Puerto Rico governor approves 1st balanced budget in decades amid island's economic woes

SAN JUAN, Puerto Rico – Puerto Rico’s governor on Tuesday signed the U.S. territory’s first balanced budget in more than a decade amid an economic slump that has concerned U.S. investors.

The $9.6 billion budget was approved on the same day the fiscal year began, with the island’s House of Representatives approving the final version late Monday after legislators warned just days ago about a $200 million gap.

Gov. Alejandro Garcia Padilla noted that he fulfilled a key promise with the new budget: “We achieved this without laying off public workers or new taxes.”

The budget allocates $4.9 billion for operational costs and calls for the fusion of several government agencies as a way to cut costs. The budget is down $205 million from last year’s budget.

Approval of the budget comes amid growing concerns about Puerto Rico’s economy, with Garcia having signed a law Saturday that allows certain public corporations to restructure their debt if needed. He said the law in part aims to protect the general fund, which has long financed Puerto Rico’s public agencies, but the move prompted credit rating agencies to further downgrade bonds issued by those corporations.

On Tuesday, Moody’s announced that it also was downgrading $14.4 billion worth of outstanding Puerto Rico general obligation bonds. The U.S. territory was able to sell a record $3.5 billion in such bonds in March despite having its credit rating downgraded to junk status.

Moody’s cited the new law as the main reason for the latest downgrade.

“It signals a depleted capacity for revenue increases and austerity measures, and a new preference for shifting fiscal pressures to creditors, which, in our view, has implications for all of Puerto Rico’s debt,” Moody’s said.

Garcia criticized Moody’s and said he had ordered the island’s justice secretary to take action, including possibly filing a lawsuit.

“This credit rating agency and any other agency that takes similar action will have to answer to this affront in court,” he said in a statement. “They need to know that if they want to govern Puerto Rico, they need to seek candidacy.”

The governor’s office later recalled the statement, but gave no explanation nor issued a new statement.

Legislators and officials also criticized downgrades announced last week for the island’s three largest corporations, including the state-owned power and water and sewer companies. Analysts noted the Electric Energy Authority has some $671 million in debt that matures in July and August, leading to speculation it might seek to restructure its debt.

The Franklin Templeton and Oppenheimer investment funds filed a lawsuit Saturday arguing that the law is unconstitutional.

Puerto Rico is entering its eighth year in recession as it struggles to reduce $73 billion in public debt and battles a 13.8 per cent unemployment rate, the highest compared with any U.S. state.
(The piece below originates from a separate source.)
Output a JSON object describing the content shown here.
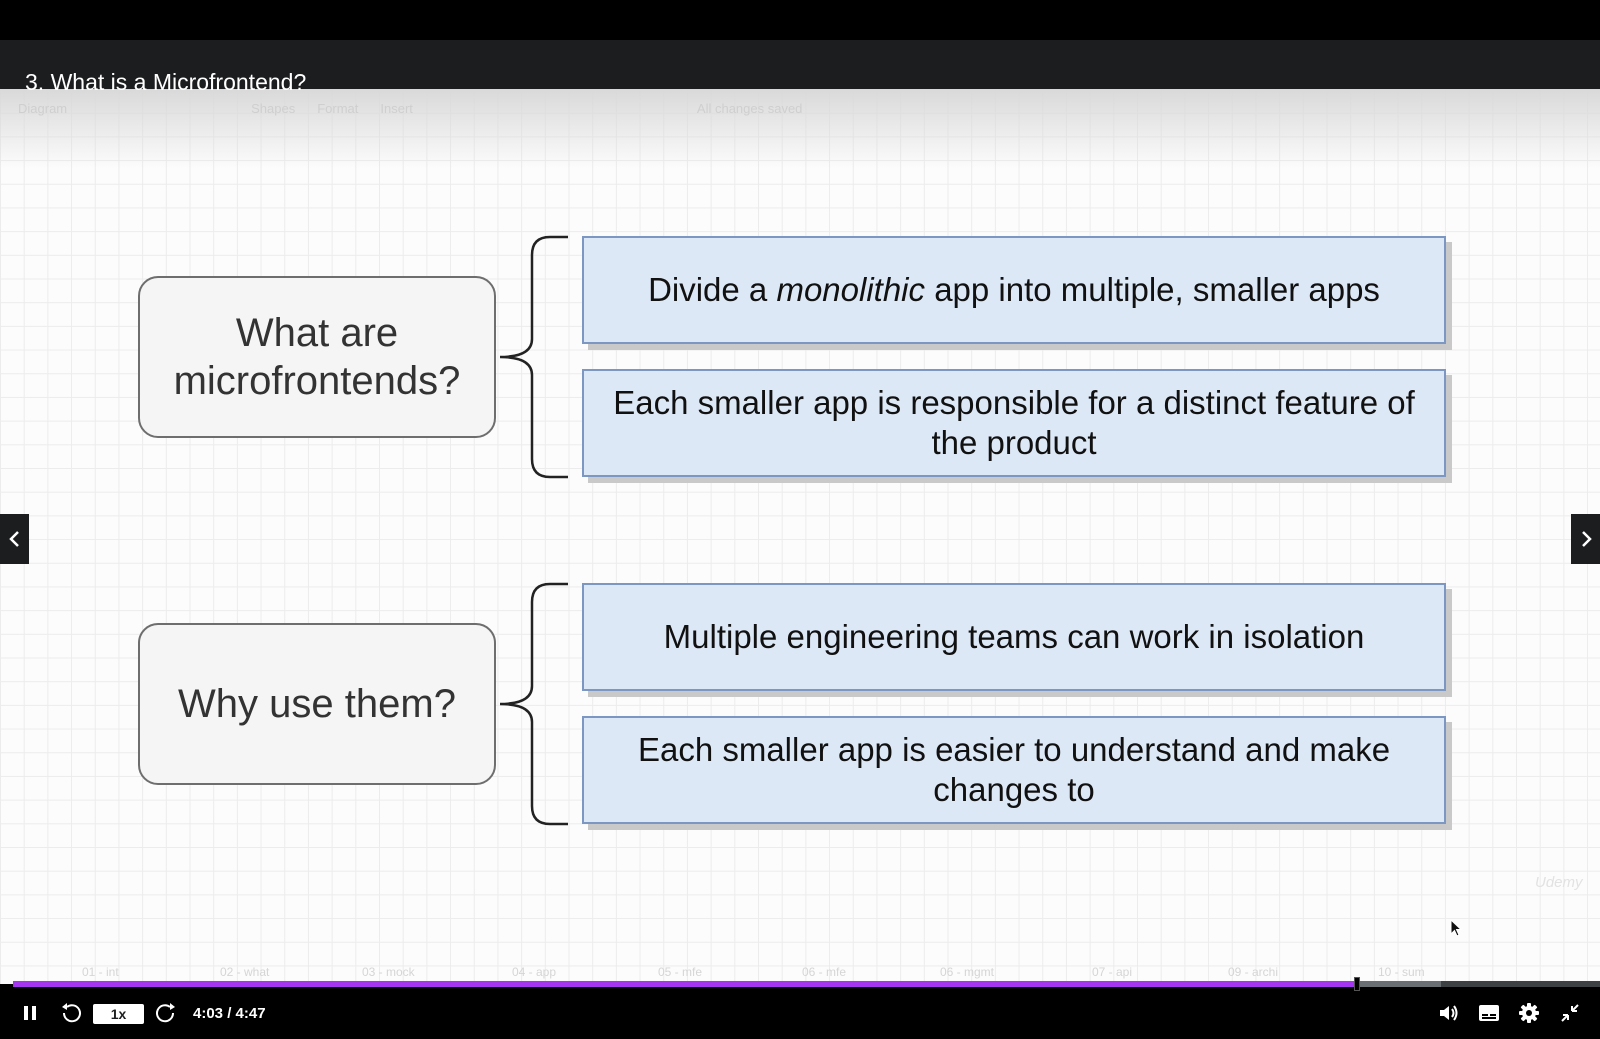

Thousands of public workers have organized protests and strikes in recent weeks in response to a fiscal emergency law that calls for austerity measures.